- Opening Delimiter -

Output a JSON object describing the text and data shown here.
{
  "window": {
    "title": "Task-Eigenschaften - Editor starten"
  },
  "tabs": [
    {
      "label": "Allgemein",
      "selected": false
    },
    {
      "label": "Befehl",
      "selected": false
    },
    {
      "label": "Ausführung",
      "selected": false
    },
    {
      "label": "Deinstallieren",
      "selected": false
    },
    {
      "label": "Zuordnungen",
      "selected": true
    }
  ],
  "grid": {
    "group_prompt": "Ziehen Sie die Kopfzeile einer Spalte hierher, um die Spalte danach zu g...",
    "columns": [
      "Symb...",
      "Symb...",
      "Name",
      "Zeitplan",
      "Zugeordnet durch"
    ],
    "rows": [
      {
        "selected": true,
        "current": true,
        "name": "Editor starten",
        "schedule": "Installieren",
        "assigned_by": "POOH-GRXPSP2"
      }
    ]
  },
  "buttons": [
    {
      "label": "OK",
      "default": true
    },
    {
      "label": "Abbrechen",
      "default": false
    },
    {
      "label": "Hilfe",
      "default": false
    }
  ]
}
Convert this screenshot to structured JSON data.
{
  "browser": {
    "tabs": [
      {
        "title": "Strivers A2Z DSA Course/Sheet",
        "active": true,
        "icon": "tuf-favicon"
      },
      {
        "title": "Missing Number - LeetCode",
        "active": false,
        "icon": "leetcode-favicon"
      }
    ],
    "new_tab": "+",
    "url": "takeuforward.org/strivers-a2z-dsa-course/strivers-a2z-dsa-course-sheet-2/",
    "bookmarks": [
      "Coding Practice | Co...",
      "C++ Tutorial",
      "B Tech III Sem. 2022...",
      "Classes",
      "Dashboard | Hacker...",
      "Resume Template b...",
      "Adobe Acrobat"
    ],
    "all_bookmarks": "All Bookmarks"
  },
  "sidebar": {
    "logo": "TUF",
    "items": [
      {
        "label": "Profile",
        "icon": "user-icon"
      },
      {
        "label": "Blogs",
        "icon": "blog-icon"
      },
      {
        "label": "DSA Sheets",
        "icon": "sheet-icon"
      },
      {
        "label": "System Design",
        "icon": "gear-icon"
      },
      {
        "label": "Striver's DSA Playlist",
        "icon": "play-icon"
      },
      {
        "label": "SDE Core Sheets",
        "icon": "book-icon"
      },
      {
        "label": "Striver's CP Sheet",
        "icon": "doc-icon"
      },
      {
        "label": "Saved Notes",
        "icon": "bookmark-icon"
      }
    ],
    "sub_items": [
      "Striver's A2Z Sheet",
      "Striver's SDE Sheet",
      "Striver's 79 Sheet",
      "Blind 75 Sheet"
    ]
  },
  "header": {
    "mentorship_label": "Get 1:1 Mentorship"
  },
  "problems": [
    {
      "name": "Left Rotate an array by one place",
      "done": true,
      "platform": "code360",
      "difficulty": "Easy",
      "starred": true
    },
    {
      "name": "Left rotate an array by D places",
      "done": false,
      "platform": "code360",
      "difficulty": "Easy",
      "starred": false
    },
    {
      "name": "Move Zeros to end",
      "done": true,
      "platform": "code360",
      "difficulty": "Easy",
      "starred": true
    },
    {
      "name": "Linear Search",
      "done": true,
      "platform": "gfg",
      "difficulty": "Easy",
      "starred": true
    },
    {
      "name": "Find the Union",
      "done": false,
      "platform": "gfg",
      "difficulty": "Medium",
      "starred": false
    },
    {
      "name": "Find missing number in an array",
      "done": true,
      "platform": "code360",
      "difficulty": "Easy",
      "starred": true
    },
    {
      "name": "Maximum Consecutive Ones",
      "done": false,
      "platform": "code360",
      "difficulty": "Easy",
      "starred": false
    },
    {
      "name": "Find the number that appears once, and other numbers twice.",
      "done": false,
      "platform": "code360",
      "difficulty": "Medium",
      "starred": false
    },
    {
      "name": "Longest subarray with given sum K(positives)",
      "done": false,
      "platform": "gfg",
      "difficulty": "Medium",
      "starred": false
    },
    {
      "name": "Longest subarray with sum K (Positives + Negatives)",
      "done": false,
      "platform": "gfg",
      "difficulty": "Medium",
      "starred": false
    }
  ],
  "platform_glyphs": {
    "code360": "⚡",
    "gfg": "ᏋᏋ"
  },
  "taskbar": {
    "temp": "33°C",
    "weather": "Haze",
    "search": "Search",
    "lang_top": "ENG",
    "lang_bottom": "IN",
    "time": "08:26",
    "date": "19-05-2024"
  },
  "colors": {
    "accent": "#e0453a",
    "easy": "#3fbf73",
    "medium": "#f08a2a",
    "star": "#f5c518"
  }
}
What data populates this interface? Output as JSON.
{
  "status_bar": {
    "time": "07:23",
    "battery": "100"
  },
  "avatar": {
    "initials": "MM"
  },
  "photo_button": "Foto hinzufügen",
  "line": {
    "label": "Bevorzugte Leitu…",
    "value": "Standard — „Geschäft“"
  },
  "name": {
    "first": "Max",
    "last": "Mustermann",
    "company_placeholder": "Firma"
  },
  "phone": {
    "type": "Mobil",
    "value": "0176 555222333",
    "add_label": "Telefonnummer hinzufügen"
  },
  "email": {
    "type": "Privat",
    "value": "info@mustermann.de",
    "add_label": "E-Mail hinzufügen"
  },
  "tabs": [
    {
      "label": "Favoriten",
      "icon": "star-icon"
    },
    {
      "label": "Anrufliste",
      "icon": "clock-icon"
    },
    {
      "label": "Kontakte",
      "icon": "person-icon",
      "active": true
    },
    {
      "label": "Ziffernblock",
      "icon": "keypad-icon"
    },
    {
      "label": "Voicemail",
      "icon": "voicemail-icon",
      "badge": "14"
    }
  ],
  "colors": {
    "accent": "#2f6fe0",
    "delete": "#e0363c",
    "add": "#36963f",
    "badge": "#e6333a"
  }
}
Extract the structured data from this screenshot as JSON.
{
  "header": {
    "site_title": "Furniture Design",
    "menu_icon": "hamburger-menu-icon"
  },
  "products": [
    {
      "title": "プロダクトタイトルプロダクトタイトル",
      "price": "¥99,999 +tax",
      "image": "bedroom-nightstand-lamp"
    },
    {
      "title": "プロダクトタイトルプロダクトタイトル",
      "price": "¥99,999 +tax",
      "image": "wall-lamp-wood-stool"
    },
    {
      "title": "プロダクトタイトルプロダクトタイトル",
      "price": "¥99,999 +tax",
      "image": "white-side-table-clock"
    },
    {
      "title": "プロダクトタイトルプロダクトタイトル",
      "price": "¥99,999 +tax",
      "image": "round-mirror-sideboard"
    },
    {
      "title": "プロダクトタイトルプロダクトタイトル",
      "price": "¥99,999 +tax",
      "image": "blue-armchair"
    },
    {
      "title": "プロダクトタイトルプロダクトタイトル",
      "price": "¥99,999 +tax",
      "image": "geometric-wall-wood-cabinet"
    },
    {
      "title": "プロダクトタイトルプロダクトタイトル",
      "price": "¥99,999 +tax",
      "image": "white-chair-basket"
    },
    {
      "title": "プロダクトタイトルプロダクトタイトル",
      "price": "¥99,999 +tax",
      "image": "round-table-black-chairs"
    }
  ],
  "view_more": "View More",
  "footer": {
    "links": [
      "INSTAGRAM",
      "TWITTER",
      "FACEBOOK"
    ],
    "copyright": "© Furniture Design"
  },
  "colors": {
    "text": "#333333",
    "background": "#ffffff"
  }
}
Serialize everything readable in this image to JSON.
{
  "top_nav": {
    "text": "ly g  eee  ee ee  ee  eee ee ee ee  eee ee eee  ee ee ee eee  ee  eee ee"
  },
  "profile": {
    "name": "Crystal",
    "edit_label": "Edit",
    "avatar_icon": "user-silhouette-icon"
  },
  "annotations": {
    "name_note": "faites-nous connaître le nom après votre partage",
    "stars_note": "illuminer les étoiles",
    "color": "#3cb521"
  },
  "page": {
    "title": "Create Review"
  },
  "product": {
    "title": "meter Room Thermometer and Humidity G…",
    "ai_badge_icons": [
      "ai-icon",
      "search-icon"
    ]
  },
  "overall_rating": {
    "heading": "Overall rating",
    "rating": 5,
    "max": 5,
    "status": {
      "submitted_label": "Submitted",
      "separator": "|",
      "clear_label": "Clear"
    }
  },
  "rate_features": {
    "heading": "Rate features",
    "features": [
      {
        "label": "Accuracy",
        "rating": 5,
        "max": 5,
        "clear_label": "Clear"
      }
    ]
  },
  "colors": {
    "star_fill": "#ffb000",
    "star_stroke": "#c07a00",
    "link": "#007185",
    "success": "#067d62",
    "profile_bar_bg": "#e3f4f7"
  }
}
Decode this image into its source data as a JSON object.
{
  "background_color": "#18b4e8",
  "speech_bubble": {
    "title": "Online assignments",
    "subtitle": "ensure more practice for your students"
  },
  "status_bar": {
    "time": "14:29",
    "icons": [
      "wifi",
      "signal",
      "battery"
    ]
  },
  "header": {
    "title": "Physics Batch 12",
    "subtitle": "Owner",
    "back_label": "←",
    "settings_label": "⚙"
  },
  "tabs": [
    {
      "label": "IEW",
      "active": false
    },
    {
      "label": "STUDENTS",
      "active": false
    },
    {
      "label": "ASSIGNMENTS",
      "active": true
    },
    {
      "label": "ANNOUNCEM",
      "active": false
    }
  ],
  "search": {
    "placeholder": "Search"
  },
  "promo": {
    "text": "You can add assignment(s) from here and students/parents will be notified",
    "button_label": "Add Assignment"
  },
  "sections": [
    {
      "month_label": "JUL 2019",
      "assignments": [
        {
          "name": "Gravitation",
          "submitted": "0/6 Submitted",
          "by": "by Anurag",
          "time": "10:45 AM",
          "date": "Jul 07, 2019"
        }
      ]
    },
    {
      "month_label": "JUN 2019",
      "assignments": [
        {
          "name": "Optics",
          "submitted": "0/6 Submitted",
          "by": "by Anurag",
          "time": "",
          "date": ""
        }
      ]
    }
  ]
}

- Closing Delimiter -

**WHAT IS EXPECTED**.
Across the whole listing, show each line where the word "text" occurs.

**SOLUTION FOR THIS EXERCISE**.
Output a JSON object describing the text and data shown here.
    "text": "#333333",
    "text": "ly g  eee  ee ee  ee  eee ee ee ee  eee ee eee  ee ee ee eee  ee  eee ee"
    "text": "You can add assignment(s) from here and students/parents will be notified",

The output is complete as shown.